Copy out all of the data exactly as it appears.

*** PROVIDED ENTRIES Section Begins ***

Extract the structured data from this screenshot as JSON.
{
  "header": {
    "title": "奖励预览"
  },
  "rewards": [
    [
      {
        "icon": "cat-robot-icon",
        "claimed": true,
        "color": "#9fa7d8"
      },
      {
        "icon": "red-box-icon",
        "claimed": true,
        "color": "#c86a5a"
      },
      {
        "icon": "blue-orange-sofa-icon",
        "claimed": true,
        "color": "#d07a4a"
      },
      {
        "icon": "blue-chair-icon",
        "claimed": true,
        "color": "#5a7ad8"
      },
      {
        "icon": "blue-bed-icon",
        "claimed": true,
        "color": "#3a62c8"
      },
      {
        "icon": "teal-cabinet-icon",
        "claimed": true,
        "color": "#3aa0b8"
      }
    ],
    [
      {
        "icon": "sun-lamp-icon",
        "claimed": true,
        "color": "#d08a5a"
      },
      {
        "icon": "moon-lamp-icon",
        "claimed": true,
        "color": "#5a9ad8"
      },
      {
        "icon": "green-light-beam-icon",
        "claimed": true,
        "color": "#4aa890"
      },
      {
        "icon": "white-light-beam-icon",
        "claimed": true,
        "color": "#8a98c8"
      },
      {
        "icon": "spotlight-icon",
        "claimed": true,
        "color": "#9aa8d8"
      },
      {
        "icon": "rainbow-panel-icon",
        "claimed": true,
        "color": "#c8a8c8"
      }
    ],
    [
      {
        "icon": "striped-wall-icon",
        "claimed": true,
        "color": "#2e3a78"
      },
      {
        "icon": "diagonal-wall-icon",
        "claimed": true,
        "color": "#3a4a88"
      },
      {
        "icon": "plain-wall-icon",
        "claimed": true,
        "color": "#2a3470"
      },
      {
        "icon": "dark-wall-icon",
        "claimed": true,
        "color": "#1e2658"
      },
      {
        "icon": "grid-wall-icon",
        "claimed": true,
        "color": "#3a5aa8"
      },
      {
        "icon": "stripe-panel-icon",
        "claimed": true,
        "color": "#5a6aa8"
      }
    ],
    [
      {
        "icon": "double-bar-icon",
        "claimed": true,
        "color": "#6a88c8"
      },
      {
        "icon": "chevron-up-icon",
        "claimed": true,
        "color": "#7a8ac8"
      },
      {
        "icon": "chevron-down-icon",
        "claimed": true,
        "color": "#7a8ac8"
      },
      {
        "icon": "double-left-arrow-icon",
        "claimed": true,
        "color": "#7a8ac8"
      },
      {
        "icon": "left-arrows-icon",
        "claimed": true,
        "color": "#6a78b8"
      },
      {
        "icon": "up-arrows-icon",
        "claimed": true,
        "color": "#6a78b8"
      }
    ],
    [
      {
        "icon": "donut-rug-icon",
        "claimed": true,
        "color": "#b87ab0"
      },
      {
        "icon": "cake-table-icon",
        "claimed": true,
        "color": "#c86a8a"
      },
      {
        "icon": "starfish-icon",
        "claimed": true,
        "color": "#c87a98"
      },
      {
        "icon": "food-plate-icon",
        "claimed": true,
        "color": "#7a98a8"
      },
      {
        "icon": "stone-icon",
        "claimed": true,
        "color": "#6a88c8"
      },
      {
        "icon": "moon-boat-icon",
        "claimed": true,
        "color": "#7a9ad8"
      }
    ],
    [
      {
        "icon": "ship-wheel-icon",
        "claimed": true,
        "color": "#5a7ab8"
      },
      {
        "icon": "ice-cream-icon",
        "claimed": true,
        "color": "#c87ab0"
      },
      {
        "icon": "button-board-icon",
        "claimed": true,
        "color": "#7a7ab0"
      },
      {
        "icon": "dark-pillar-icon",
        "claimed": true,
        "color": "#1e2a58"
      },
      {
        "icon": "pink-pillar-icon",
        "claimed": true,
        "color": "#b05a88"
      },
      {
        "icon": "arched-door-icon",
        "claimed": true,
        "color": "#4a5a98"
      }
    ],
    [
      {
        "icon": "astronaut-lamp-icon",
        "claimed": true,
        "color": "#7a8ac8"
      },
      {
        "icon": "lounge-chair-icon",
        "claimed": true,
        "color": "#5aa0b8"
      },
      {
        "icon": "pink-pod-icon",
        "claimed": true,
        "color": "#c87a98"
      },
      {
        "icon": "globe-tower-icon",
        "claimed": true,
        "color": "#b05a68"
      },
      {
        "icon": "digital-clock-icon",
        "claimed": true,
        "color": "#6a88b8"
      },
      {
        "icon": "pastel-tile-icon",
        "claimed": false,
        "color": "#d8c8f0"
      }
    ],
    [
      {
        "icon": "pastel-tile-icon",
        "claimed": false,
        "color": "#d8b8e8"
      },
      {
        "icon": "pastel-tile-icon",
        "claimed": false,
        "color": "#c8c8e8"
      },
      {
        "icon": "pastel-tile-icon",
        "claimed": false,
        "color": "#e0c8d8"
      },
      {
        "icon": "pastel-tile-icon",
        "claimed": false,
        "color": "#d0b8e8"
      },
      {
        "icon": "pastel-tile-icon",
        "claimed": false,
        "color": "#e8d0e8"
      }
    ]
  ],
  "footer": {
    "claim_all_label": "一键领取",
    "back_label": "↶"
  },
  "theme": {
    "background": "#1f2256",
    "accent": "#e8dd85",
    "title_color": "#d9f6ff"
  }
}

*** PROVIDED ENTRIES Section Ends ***

TASK OUTPUT
Extract the structured data from this screenshot as JSON.
{
  "header": {
    "title": "奖励预览"
  },
  "rewards": [
    [
      {
        "icon": "cat-robot-icon",
        "claimed": true,
        "color": "#9fa7d8"
      },
      {
        "icon": "red-box-icon",
        "claimed": true,
        "color": "#c86a5a"
      },
      {
        "icon": "blue-orange-sofa-icon",
        "claimed": true,
        "color": "#d07a4a"
      },
      {
        "icon": "blue-chair-icon",
        "claimed": true,
        "color": "#5a7ad8"
      },
      {
        "icon": "blue-bed-icon",
        "claimed": true,
        "color": "#3a62c8"
      },
      {
        "icon": "teal-cabinet-icon",
        "claimed": true,
        "color": "#3aa0b8"
      }
    ],
    [
      {
        "icon": "sun-lamp-icon",
        "claimed": true,
        "color": "#d08a5a"
      },
      {
        "icon": "moon-lamp-icon",
        "claimed": true,
        "color": "#5a9ad8"
      },
      {
        "icon": "green-light-beam-icon",
        "claimed": true,
        "color": "#4aa890"
      },
      {
        "icon": "white-light-beam-icon",
        "claimed": true,
        "color": "#8a98c8"
      },
      {
        "icon": "spotlight-icon",
        "claimed": true,
        "color": "#9aa8d8"
      },
      {
        "icon": "rainbow-panel-icon",
        "claimed": true,
        "color": "#c8a8c8"
      }
    ],
    [
      {
        "icon": "striped-wall-icon",
        "claimed": true,
        "color": "#2e3a78"
      },
      {
        "icon": "diagonal-wall-icon",
        "claimed": true,
        "color": "#3a4a88"
      },
      {
        "icon": "plain-wall-icon",
        "claimed": true,
        "color": "#2a3470"
      },
      {
        "icon": "dark-wall-icon",
        "claimed": true,
        "color": "#1e2658"
      },
      {
        "icon": "grid-wall-icon",
        "claimed": true,
        "color": "#3a5aa8"
      },
      {
        "icon": "stripe-panel-icon",
        "claimed": true,
        "color": "#5a6aa8"
      }
    ],
    [
      {
        "icon": "double-bar-icon",
        "claimed": true,
        "color": "#6a88c8"
      },
      {
        "icon": "chevron-up-icon",
        "claimed": true,
        "color": "#7a8ac8"
      },
      {
        "icon": "chevron-down-icon",
        "claimed": true,
        "color": "#7a8ac8"
      },
      {
        "icon": "double-left-arrow-icon",
        "claimed": true,
        "color": "#7a8ac8"
      },
      {
        "icon": "left-arrows-icon",
        "claimed": true,
        "color": "#6a78b8"
      },
      {
        "icon": "up-arrows-icon",
        "claimed": true,
        "color": "#6a78b8"
      }
    ],
    [
      {
        "icon": "donut-rug-icon",
        "claimed": true,
        "color": "#b87ab0"
      },
      {
        "icon": "cake-table-icon",
        "claimed": true,
        "color": "#c86a8a"
      },
      {
        "icon": "starfish-icon",
        "claimed": true,
        "color": "#c87a98"
      },
      {
        "icon": "food-plate-icon",
        "claimed": true,
        "color": "#7a98a8"
      },
      {
        "icon": "stone-icon",
        "claimed": true,
        "color": "#6a88c8"
      },
      {
        "icon": "moon-boat-icon",
        "claimed": true,
        "color": "#7a9ad8"
      }
    ],
    [
      {
        "icon": "ship-wheel-icon",
        "claimed": true,
        "color": "#5a7ab8"
      },
      {
        "icon": "ice-cream-icon",
        "claimed": true,
        "color": "#c87ab0"
      },
      {
        "icon": "button-board-icon",
        "claimed": true,
        "color": "#7a7ab0"
      },
      {
        "icon": "dark-pillar-icon",
        "claimed": true,
        "color": "#1e2a58"
      },
      {
        "icon": "pink-pillar-icon",
        "claimed": true,
        "color": "#b05a88"
      },
      {
        "icon": "arched-door-icon",
        "claimed": true,
        "color": "#4a5a98"
      }
    ],
    [
      {
        "icon": "astronaut-lamp-icon",
        "claimed": true,
        "color": "#7a8ac8"
      },
      {
        "icon": "lounge-chair-icon",
        "claimed": true,
        "color": "#5aa0b8"
      },
      {
        "icon": "pink-pod-icon",
        "claimed": true,
        "color": "#c87a98"
      },
      {
        "icon": "globe-tower-icon",
        "claimed": true,
        "color": "#b05a68"
      },
      {
        "icon": "digital-clock-icon",
        "claimed": true,
        "color": "#6a88b8"
      },
      {
        "icon": "pastel-tile-icon",
        "claimed": false,
        "color": "#d8c8f0"
      }
    ],
    [
      {
        "icon": "pastel-tile-icon",
        "claimed": false,
        "color": "#d8b8e8"
      },
      {
        "icon": "pastel-tile-icon",
        "claimed": false,
        "color": "#c8c8e8"
      },
      {
        "icon": "pastel-tile-icon",
        "claimed": false,
        "color": "#e0c8d8"
      },
      {
        "icon": "pastel-tile-icon",
        "claimed": false,
        "color": "#d0b8e8"
      },
      {
        "icon": "pastel-tile-icon",
        "claimed": false,
        "color": "#e8d0e8"
      }
    ]
  ],
  "footer": {
    "claim_all_label": "一键领取",
    "back_label": "↶"
  },
  "theme": {
    "background": "#1f2256",
    "accent": "#e8dd85",
    "title_color": "#d9f6ff"
  }
}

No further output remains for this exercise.